Originally operated out of an old service station, Southern Soul burned a few years ago and has since been rebuilt, fortunately avoiding the sterile, plastic feel of new construction. Inside, the walls bear the customary indicia of a pork palace, including awards and a painting of a preternaturally large pig holding a PBR. Place your order on the left side of the long bar, then either pull up a stool or pick one of the four or five tables inside. Or, if you're more heat tolerant than we were at that moment, get comfortable at one of the long wooden tables outside.
I ordered a brisket sandwich and had a seat by the door to drain a glass of sweet tea while Jason ponied up for a pork sandwich. The brisket came, dry and cut square across the tight grain, with all the fat trimmed off and bearing a marvelous pink smoke ring. Even without sauce, it was incredible. Adding the "hot and spicy" sauce, which I selected over the mustard and vinegar variants, it was even better. Jason and I ate contently, me working steadily on the brisket and the fries, well-dusted with kosher salt, and then paused and looked up.
"It was worth it."

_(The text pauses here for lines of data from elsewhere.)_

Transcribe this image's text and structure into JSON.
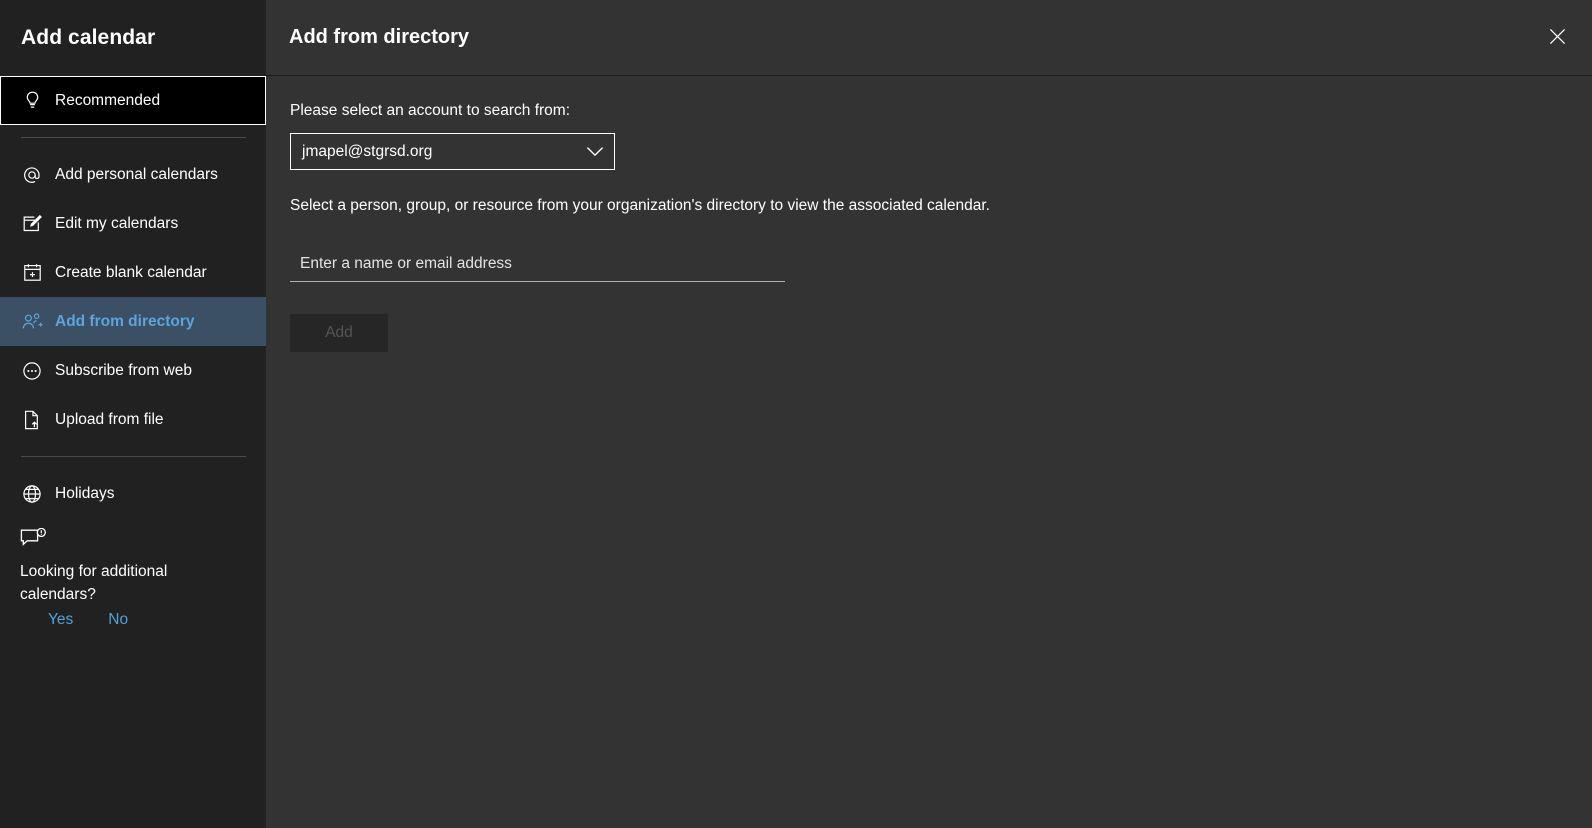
{
  "sidebar": {
    "title": "Add calendar",
    "items": [
      {
        "label": "Recommended",
        "icon": "lightbulb-icon",
        "state": "focused"
      },
      {
        "label": "Add personal calendars",
        "icon": "at-sign-icon",
        "state": "normal"
      },
      {
        "label": "Edit my calendars",
        "icon": "edit-note-icon",
        "state": "normal"
      },
      {
        "label": "Create blank calendar",
        "icon": "calendar-plus-icon",
        "state": "normal"
      },
      {
        "label": "Add from directory",
        "icon": "person-add-icon",
        "state": "selected"
      },
      {
        "label": "Subscribe from web",
        "icon": "subscribe-circle-icon",
        "state": "normal"
      },
      {
        "label": "Upload from file",
        "icon": "file-upload-icon",
        "state": "normal"
      },
      {
        "label": "Holidays",
        "icon": "globe-icon",
        "state": "normal"
      }
    ],
    "feedback": {
      "icon": "feedback-bubble-icon",
      "question": "Looking for additional calendars?",
      "yes_label": "Yes",
      "no_label": "No"
    }
  },
  "main": {
    "title": "Add from directory",
    "close_icon": "close-icon",
    "account_label": "Please select an account to search from:",
    "account_value": "jmapel@stgrsd.org",
    "account_chevron_icon": "chevron-down-icon",
    "helper_text": "Select a person, group, or resource from your organization's directory to view the associated calendar.",
    "search_placeholder": "Enter a name or email address",
    "search_value": "",
    "add_button_label": "Add",
    "add_button_enabled": false
  },
  "colors": {
    "sidebar_bg": "#212121",
    "main_bg": "#333333",
    "selected_bg": "#3c5065",
    "accent_blue": "#5ba5dc",
    "link_blue": "#4fa3db",
    "text": "#ffffff",
    "disabled_text": "#555555"
  }
}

After dinner we swung by the fishing pier near the base of the St. Simons lighthouse. From that vantage point, we could make out the dark bulge of Jekyll to the south and the bobbing green and red lights of the shrimping fleet off in the distance to the east, enjoying the steady wind before heading back to the hotel for the night. One thing hung over our heads: When we arrived at the hotel after our brutal ride, Jason had reminded me that the ordeal was only half over. We still had to get home.
It was still dark when Scarlett snarled to life in the parking lot the next morning, and I reached under the front bumper to pull the covers off her Cibié driving lights. It was 5:30, and we were heading home--via the Interstate.